**TASK PROMPT:** Search the records for the string "value" and copy every line where it turns up.

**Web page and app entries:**
******************************

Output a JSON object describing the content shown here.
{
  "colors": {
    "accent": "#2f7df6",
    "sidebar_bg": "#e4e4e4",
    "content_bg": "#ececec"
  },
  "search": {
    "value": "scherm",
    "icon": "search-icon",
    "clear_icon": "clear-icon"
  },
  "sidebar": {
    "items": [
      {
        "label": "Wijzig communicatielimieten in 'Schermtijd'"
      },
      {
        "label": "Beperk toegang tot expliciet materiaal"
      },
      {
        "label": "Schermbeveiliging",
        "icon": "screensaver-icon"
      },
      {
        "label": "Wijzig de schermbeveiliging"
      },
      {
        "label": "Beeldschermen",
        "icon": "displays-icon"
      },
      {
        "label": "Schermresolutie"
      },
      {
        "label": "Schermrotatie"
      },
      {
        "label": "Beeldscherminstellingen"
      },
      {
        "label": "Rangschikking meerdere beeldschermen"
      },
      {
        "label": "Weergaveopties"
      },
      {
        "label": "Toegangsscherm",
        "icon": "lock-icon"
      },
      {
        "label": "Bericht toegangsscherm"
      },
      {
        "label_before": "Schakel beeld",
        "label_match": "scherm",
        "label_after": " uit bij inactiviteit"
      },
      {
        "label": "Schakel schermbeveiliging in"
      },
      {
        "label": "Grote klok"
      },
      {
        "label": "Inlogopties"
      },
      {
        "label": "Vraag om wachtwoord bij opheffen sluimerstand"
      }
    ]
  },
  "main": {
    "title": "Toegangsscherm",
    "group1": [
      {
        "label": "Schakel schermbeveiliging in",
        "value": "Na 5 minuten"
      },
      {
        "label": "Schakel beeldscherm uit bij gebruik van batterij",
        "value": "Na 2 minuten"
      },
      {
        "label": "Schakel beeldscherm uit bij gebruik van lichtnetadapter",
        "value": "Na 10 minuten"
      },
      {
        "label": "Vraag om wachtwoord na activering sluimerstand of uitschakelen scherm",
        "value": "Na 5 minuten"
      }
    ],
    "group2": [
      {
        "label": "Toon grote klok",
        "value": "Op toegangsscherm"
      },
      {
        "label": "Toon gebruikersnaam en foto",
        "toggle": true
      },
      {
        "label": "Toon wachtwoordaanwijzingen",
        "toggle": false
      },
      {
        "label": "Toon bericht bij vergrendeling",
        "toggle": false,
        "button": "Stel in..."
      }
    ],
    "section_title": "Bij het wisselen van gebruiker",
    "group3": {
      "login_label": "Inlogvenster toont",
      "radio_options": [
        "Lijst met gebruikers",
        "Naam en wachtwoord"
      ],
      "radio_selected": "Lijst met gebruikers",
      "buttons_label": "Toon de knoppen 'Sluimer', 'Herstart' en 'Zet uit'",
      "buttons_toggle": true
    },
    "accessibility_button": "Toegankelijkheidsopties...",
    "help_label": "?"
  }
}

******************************

**ANSWER SECTION:**
    "value": "scherm",
        "value": "Na 5 minuten"
        "value": "Na 2 minuten"
        "value": "Na 10 minuten"
        "value": "Na 5 minuten"
        "value": "Op toegangsscherm"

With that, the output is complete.